Work through the records below and copy every line that includes "sender".

--- Input for this task Enclosed Below ---

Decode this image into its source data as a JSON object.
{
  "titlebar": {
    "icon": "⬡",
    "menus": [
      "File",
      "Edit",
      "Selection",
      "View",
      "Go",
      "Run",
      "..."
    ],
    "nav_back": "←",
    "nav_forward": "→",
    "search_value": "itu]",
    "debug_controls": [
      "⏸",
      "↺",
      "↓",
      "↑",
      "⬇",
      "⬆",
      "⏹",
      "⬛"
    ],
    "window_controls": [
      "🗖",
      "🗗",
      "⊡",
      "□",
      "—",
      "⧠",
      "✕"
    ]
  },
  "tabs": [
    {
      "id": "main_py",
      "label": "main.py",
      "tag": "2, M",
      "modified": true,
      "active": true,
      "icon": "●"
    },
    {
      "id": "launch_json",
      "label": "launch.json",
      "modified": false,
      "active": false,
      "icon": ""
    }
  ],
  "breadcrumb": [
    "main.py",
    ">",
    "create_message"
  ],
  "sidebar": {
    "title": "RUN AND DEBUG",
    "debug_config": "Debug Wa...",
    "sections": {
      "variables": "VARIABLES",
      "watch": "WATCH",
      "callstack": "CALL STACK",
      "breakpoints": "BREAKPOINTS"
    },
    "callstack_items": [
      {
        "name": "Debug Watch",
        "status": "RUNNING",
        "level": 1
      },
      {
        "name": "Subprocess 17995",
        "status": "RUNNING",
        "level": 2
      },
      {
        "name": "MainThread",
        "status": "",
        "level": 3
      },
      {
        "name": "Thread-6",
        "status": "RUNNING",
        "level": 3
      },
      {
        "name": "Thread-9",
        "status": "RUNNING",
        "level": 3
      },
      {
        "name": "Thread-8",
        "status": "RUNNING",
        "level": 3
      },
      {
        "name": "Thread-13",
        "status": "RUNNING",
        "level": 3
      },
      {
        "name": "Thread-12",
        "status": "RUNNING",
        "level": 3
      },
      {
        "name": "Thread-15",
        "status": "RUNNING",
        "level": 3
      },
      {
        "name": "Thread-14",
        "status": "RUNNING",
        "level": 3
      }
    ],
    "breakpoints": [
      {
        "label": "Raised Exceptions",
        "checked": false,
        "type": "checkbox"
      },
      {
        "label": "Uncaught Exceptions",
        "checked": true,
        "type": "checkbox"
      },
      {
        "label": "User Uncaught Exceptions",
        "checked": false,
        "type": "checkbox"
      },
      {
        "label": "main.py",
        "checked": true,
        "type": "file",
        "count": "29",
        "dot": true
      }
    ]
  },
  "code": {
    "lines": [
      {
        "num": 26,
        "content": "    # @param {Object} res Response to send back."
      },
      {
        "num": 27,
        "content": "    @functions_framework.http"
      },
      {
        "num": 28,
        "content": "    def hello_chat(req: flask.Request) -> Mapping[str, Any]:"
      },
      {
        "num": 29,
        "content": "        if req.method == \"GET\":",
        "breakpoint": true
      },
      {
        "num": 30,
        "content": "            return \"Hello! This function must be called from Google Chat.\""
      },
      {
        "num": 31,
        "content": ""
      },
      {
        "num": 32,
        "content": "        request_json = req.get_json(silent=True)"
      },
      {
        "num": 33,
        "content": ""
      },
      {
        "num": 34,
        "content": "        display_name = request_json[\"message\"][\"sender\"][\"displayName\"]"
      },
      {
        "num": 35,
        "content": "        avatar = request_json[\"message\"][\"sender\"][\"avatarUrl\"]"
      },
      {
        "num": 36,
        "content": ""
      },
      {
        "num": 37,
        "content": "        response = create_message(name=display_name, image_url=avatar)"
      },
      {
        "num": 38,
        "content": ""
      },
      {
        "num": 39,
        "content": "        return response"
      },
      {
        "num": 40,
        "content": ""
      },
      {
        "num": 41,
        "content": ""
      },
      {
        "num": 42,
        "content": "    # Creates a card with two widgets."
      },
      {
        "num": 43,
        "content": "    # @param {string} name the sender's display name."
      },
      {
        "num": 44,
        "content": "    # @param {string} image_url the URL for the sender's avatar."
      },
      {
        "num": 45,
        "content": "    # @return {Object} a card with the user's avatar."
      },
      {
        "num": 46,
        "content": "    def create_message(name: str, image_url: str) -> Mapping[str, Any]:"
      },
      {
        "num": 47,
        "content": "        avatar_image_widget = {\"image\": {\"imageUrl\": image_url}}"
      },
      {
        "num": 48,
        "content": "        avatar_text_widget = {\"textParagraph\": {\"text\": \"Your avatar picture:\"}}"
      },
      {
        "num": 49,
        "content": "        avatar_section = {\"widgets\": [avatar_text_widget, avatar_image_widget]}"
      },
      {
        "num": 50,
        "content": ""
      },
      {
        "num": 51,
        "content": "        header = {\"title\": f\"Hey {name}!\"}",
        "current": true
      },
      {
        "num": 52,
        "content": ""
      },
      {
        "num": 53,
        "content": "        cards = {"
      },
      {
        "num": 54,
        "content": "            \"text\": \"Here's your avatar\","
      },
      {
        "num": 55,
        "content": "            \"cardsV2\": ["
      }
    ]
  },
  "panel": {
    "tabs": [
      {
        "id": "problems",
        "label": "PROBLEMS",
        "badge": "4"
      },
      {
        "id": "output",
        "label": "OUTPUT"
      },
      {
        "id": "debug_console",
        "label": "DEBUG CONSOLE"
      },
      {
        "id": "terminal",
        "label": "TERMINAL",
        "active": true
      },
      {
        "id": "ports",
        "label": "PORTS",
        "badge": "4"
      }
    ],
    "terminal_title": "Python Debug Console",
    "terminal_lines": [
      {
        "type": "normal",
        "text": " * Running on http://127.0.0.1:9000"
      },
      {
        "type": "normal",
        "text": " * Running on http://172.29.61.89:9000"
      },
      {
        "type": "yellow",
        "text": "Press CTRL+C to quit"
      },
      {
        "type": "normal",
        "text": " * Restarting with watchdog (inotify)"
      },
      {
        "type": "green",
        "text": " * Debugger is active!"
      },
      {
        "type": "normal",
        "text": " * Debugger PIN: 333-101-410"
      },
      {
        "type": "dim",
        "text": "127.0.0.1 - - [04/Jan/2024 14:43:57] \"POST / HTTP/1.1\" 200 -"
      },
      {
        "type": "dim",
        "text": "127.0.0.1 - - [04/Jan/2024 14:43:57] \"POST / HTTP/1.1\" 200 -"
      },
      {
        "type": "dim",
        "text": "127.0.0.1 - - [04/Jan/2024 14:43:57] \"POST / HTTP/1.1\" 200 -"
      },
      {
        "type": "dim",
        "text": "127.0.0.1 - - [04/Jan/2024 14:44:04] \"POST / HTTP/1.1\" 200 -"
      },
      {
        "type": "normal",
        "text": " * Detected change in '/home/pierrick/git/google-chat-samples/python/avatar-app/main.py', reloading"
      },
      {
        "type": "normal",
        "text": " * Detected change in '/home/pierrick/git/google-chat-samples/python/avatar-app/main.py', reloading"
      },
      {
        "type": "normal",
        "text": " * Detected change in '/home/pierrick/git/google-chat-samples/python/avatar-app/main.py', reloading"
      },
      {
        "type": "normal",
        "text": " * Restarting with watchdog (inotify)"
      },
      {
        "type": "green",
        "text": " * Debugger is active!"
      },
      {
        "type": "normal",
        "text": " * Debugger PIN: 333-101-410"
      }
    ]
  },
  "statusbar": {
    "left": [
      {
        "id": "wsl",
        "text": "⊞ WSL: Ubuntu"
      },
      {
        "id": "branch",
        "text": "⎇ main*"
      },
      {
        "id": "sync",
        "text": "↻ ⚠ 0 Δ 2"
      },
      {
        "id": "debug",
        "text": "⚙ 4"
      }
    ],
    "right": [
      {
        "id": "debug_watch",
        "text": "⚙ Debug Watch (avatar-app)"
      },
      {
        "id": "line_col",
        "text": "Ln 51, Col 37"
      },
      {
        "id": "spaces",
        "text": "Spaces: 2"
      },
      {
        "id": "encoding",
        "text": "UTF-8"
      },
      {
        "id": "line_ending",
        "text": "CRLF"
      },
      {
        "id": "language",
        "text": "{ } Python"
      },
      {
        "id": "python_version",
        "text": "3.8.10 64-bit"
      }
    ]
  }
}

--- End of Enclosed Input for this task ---

- [Exercise response]:
        "content": "        display_name = request_json[\"message\"][\"sender\"][\"displayName\"]"
        "content": "        avatar = request_json[\"message\"][\"sender\"][\"avatarUrl\"]"
        "content": "    # @param {string} name the sender's display name."
        "content": "    # @param {string} image_url the URL for the sender's avatar."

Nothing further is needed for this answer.